Published Sep. 3, 2005

Four men convicted of murder have been spared execution after a new agreement was reached Friday with the victims' family giving them clemency. A previous arrangement that involved the forced marriages of eight girls, was scrapped after a national outcry.

Under the new plan, the four men will be released after their family pays the family of the two murder victims $130,000, said Rana Ijaz Ahmad, the law minister of Punjab province.

"The four convicted persons will not be hanged," he told the Associated Press.

Officials went to Abbakhel, a remote area in rural central Pakistan, after media reports of the girls being forced to marry older men shocked many Pakistanis. The original deal, reached earlier this week, also required a $130,000 payment.

"We have just dropped the condition of getting eight girls," said Abdullah Khan, a spokesman for victims' family.

The four men's family will have to sell property and pool their resources to pay the sum, a king's ransom in this poor area.

The deal to spare the men the gallows was reached under Pakistan's Islamic law, which allows the family of a murder victim to ask for clemency.

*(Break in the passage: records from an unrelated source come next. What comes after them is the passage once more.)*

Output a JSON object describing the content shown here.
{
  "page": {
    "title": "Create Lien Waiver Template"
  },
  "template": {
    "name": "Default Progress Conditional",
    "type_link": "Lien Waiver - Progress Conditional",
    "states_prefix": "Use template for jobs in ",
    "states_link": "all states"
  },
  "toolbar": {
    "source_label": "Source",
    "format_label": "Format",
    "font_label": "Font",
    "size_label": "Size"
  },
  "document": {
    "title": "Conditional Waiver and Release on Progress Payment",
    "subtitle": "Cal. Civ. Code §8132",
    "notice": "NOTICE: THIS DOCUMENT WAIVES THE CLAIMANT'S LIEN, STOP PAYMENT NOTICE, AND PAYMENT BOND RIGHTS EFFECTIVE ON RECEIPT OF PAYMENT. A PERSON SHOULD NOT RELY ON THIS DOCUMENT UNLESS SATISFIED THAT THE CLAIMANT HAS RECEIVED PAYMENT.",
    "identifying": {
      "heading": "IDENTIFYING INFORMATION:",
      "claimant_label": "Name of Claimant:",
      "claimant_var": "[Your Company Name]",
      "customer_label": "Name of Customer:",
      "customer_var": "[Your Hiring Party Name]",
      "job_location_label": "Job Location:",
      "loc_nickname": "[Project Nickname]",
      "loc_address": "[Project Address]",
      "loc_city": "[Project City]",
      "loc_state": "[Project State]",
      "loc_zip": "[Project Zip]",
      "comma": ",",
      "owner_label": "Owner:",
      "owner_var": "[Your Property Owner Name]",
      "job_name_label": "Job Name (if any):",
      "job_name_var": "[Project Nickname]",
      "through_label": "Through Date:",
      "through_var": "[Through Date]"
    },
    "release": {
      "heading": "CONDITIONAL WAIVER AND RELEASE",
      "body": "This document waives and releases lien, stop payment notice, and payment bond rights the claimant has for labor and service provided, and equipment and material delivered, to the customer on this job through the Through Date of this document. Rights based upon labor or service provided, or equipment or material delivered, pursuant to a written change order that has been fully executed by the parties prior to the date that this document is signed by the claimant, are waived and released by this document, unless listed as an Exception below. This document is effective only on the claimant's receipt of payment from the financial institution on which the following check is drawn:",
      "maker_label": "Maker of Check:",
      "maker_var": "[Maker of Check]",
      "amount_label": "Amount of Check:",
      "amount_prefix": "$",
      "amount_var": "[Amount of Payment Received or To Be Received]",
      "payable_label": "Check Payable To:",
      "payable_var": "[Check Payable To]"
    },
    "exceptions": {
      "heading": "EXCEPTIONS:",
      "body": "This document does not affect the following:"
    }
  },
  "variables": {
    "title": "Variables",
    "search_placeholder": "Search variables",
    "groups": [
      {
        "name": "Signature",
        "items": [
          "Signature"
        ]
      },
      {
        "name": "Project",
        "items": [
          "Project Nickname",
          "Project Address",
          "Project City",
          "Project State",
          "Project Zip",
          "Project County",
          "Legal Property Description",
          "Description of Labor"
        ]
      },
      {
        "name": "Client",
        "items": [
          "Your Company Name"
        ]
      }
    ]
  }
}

The two families were from the same village of Musakhen, about 140 miles southwest of Islamabad.

One of the eight girls that was to have been forced to marry, Wazeeran Khatoon, 18, said she agreed to wed a man her grandfather's age to spare her father, one of the four sentenced to hang for the murders 14 years ago.

"I knew very well that I would be living with enemy's family," she said.

Forced marriages are not unusual in this remote region in Punjab, where centuries-old traditions still often carry more weight than the law.

There have been conflicting accounts of the ages of the girls and men involved. Some have said the girls were as young as 5 or even younger, while the oldest husband-to-be was reported to be 80.

Ahmad, the province's law minister, met with Khatoon. He promised the government will end forced marriages to protect the rights of women and children.

RAPE TRIAL BEGINS: Fourteen men went on trial Friday in the gang rape of a woman in a Pakistani village, an attack ordered by a tribal council to punish the victim's family. Four of the men are charged with committing the rape, while 10 others are accused with ordering the attack.

All the accused pleaded not guilty. The four accused of rape face death by hanging. The others face jail terms.